YOUR ASSIGNMENT
Write the entries out again exactly; any picture among them gets left out.

MATERIAL FOR THIS EXERCISE
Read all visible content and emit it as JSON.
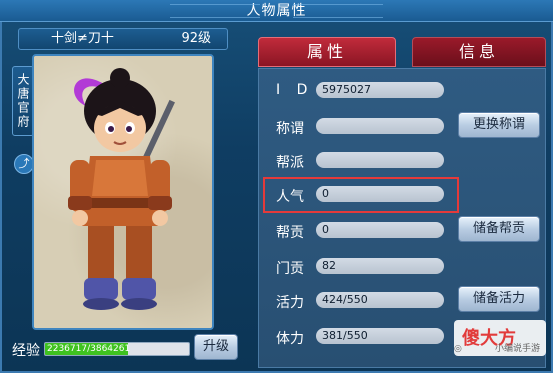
{
  "window": {
    "title": "人物属性"
  },
  "character": {
    "name": "十剑≠刀十",
    "level": "92级",
    "side_tab": "大唐官府",
    "share_icon": "share-icon",
    "exp_label": "经验",
    "exp_text": "2236717/3864261",
    "exp_current": 2236717,
    "exp_max": 3864261,
    "upgrade_label": "升级"
  },
  "tabs": [
    {
      "label": "属性",
      "active": true
    },
    {
      "label": "信息",
      "active": false
    }
  ],
  "info": {
    "rows": [
      {
        "label": "I D",
        "value": "5975027"
      },
      {
        "label": "称谓",
        "value": ""
      },
      {
        "label": "帮派",
        "value": ""
      },
      {
        "label": "人气",
        "value": "0"
      },
      {
        "label": "帮贡",
        "value": "0"
      },
      {
        "label": "门贡",
        "value": "82"
      },
      {
        "label": "活力",
        "value": "424/550"
      },
      {
        "label": "体力",
        "value": "381/550"
      }
    ],
    "buttons": {
      "change_title": "更换称谓",
      "reserve_guild": "储备帮贡",
      "reserve_vitality": "储备活力"
    }
  },
  "watermark": {
    "logo": "傻大方",
    "sub": "小编说手游"
  },
  "colors": {
    "tab_active": "#c12b3b",
    "tab_inactive": "#7a1320",
    "highlight": "#e53a3a",
    "exp_fill": "#3fc220"
  }
}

YOUR SOLUTION
Read all visible content and emit it as JSON.
{
  "window": {
    "title": "人物属性"
  },
  "character": {
    "name": "十剑≠刀十",
    "level": "92级",
    "side_tab": "大唐官府",
    "share_icon": "share-icon",
    "exp_label": "经验",
    "exp_text": "2236717/3864261",
    "exp_current": 2236717,
    "exp_max": 3864261,
    "upgrade_label": "升级"
  },
  "tabs": [
    {
      "label": "属性",
      "active": true
    },
    {
      "label": "信息",
      "active": false
    }
  ],
  "info": {
    "rows": [
      {
        "label": "I D",
        "value": "5975027"
      },
      {
        "label": "称谓",
        "value": ""
      },
      {
        "label": "帮派",
        "value": ""
      },
      {
        "label": "人气",
        "value": "0"
      },
      {
        "label": "帮贡",
        "value": "0"
      },
      {
        "label": "门贡",
        "value": "82"
      },
      {
        "label": "活力",
        "value": "424/550"
      },
      {
        "label": "体力",
        "value": "381/550"
      }
    ],
    "buttons": {
      "change_title": "更换称谓",
      "reserve_guild": "储备帮贡",
      "reserve_vitality": "储备活力"
    }
  },
  "watermark": {
    "logo": "傻大方",
    "sub": "小编说手游"
  },
  "colors": {
    "tab_active": "#c12b3b",
    "tab_inactive": "#7a1320",
    "highlight": "#e53a3a",
    "exp_fill": "#3fc220"
  }
}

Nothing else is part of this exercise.